◆ Extracted data ◆
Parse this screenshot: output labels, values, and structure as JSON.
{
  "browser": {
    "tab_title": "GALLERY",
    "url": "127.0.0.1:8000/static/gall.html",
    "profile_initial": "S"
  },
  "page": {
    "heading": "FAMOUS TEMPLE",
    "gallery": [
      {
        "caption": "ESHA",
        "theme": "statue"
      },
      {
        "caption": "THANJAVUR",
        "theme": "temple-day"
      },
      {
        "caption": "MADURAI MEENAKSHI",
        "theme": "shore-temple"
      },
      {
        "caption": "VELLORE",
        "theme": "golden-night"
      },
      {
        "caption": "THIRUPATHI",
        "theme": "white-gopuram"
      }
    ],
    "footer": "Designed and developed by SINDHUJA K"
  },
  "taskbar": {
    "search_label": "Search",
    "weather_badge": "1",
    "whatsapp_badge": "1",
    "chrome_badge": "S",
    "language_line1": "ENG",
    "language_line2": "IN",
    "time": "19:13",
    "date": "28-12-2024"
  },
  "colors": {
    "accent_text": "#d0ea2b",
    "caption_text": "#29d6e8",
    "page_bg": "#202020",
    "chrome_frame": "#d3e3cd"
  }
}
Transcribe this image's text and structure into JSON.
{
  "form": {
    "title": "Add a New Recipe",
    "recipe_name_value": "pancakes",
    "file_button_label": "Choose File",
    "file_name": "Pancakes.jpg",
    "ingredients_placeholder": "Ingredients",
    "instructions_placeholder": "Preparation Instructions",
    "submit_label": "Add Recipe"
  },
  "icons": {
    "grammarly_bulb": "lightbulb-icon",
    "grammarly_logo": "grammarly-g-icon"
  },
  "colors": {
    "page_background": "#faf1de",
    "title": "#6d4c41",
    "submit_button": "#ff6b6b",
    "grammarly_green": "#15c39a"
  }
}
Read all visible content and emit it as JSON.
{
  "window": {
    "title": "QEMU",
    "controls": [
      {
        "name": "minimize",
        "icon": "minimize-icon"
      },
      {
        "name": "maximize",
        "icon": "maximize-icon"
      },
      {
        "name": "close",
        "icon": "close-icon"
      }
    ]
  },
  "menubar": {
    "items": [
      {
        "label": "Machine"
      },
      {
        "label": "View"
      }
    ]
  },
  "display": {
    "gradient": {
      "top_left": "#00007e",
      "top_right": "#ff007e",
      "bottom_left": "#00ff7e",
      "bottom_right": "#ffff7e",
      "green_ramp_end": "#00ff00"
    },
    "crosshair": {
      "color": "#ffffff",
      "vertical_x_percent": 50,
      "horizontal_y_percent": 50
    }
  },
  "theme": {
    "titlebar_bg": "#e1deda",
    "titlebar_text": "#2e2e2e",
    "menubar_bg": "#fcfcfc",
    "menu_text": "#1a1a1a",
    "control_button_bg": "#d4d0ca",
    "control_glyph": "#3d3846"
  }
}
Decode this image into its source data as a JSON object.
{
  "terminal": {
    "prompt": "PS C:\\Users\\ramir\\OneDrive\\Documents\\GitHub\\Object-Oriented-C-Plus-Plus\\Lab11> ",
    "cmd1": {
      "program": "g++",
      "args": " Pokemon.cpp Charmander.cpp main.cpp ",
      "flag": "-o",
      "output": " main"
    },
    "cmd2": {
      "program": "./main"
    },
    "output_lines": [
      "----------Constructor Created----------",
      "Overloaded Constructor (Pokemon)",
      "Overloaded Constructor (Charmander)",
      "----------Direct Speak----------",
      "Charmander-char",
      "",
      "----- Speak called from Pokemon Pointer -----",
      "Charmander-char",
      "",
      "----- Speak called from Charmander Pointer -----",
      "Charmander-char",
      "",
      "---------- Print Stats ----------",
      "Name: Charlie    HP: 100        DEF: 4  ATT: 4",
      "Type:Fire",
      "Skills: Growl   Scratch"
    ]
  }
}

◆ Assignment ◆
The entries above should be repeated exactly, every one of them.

◆ Answer space ◆
Parse this screenshot: output labels, values, and structure as JSON.
{
  "browser": {
    "tab_title": "GALLERY",
    "url": "127.0.0.1:8000/static/gall.html",
    "profile_initial": "S"
  },
  "page": {
    "heading": "FAMOUS TEMPLE",
    "gallery": [
      {
        "caption": "ESHA",
        "theme": "statue"
      },
      {
        "caption": "THANJAVUR",
        "theme": "temple-day"
      },
      {
        "caption": "MADURAI MEENAKSHI",
        "theme": "shore-temple"
      },
      {
        "caption": "VELLORE",
        "theme": "golden-night"
      },
      {
        "caption": "THIRUPATHI",
        "theme": "white-gopuram"
      }
    ],
    "footer": "Designed and developed by SINDHUJA K"
  },
  "taskbar": {
    "search_label": "Search",
    "weather_badge": "1",
    "whatsapp_badge": "1",
    "chrome_badge": "S",
    "language_line1": "ENG",
    "language_line2": "IN",
    "time": "19:13",
    "date": "28-12-2024"
  },
  "colors": {
    "accent_text": "#d0ea2b",
    "caption_text": "#29d6e8",
    "page_bg": "#202020",
    "chrome_frame": "#d3e3cd"
  }
}
Transcribe this image's text and structure into JSON.
{
  "form": {
    "title": "Add a New Recipe",
    "recipe_name_value": "pancakes",
    "file_button_label": "Choose File",
    "file_name": "Pancakes.jpg",
    "ingredients_placeholder": "Ingredients",
    "instructions_placeholder": "Preparation Instructions",
    "submit_label": "Add Recipe"
  },
  "icons": {
    "grammarly_bulb": "lightbulb-icon",
    "grammarly_logo": "grammarly-g-icon"
  },
  "colors": {
    "page_background": "#faf1de",
    "title": "#6d4c41",
    "submit_button": "#ff6b6b",
    "grammarly_green": "#15c39a"
  }
}
Read all visible content and emit it as JSON.
{
  "window": {
    "title": "QEMU",
    "controls": [
      {
        "name": "minimize",
        "icon": "minimize-icon"
      },
      {
        "name": "maximize",
        "icon": "maximize-icon"
      },
      {
        "name": "close",
        "icon": "close-icon"
      }
    ]
  },
  "menubar": {
    "items": [
      {
        "label": "Machine"
      },
      {
        "label": "View"
      }
    ]
  },
  "display": {
    "gradient": {
      "top_left": "#00007e",
      "top_right": "#ff007e",
      "bottom_left": "#00ff7e",
      "bottom_right": "#ffff7e",
      "green_ramp_end": "#00ff00"
    },
    "crosshair": {
      "color": "#ffffff",
      "vertical_x_percent": 50,
      "horizontal_y_percent": 50
    }
  },
  "theme": {
    "titlebar_bg": "#e1deda",
    "titlebar_text": "#2e2e2e",
    "menubar_bg": "#fcfcfc",
    "menu_text": "#1a1a1a",
    "control_button_bg": "#d4d0ca",
    "control_glyph": "#3d3846"
  }
}
Decode this image into its source data as a JSON object.
{
  "terminal": {
    "prompt": "PS C:\\Users\\ramir\\OneDrive\\Documents\\GitHub\\Object-Oriented-C-Plus-Plus\\Lab11> ",
    "cmd1": {
      "program": "g++",
      "args": " Pokemon.cpp Charmander.cpp main.cpp ",
      "flag": "-o",
      "output": " main"
    },
    "cmd2": {
      "program": "./main"
    },
    "output_lines": [
      "----------Constructor Created----------",
      "Overloaded Constructor (Pokemon)",
      "Overloaded Constructor (Charmander)",
      "----------Direct Speak----------",
      "Charmander-char",
      "",
      "----- Speak called from Pokemon Pointer -----",
      "Charmander-char",
      "",
      "----- Speak called from Charmander Pointer -----",
      "Charmander-char",
      "",
      "---------- Print Stats ----------",
      "Name: Charlie    HP: 100        DEF: 4  ATT: 4",
      "Type:Fire",
      "Skills: Growl   Scratch"
    ]
  }
}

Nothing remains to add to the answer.